So is the "Stephen King movie" a genre unto itself now?
This one features young, plucky outcasts, sceptical adults and a ghoul bent on population reduction, starting with the pesky kids. Beneath the town's picture-postcard exterior, the teens find a history drenched in blood.
But look beyond the similarities to the King-penned It (2017, with a sequel coming this year) and a few qualities stand out.
Among them, the craftsmanship. The pacing, editing, character development and visuals are as slick as they come - there is no moment here that feels overlong or wasted. Except for one flaw - the film's framing device of the cursed book - no part of the storytelling feels rushed or incomplete.

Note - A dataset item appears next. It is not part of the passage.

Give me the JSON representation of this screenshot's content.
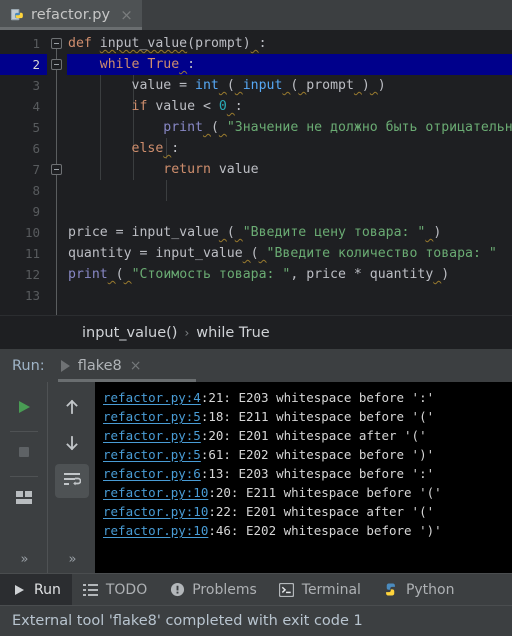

There is no overtly romantic subplot, for example, the standard way to make the female protagonist more relatable and therefore make her more worthy of saving when the chips are down.
The device of the forbidden journal that makes real the horrific tales written into it feels clunky and is the film's flaw in execution.
Presumably, the film's creators needed to condense the book series' short spine-chillers into a single, longer horror fest.
But that can be forgiven because of the thought and care that have gone into the creature effects.
Talk about value for money. Because of the specific nature of the curse, which has to do with the art of the horror tale itself, a menagerie of beasties come after the townsfolk.
REVIEW / HORROR ADVENTURE
SCARY STORIES TO TELL IN THE DARK (NC16)
108 minutes/Opens today/4 Stars
The story: In 1968, Stella (Zoe Margaret Colletti), Auggie (Gabriel Rush) and Chuck (Austin Zajur) are three teens who, because of a Halloween prank gone awry, run into stranger Ramon (Michael Garza). For thrills, the four visit the long-abandoned Bellows mansion. Stella finds and takes away a book, an act that will bring a curse on all townspeople, including the kids. Based on the children's book series of the same name.
Norwegian director Andre Ovredal, perhaps under the influence of Oscar-winning producer Guillermo del Toro (The Shape Of Water, 2017), believes in the goosebump-raising power of stillness.
The camera lingers on the uncanny faces and physiques of the creatures, giving the viewer time to feel the chills. That patience has largely vanished from most Hollywood horror flicks, which are now fixated on bathing everything in buckets of blood and slime and twitchy monsters that move at hyperspeed.
Here, each exquisitely visualised night creature is tied to a simple, specific phobia - of spiders, human-sized statues, arm and leg joints swinging in the wrong direction - and the result is a kids' adventure thriller that does not compromise on scares.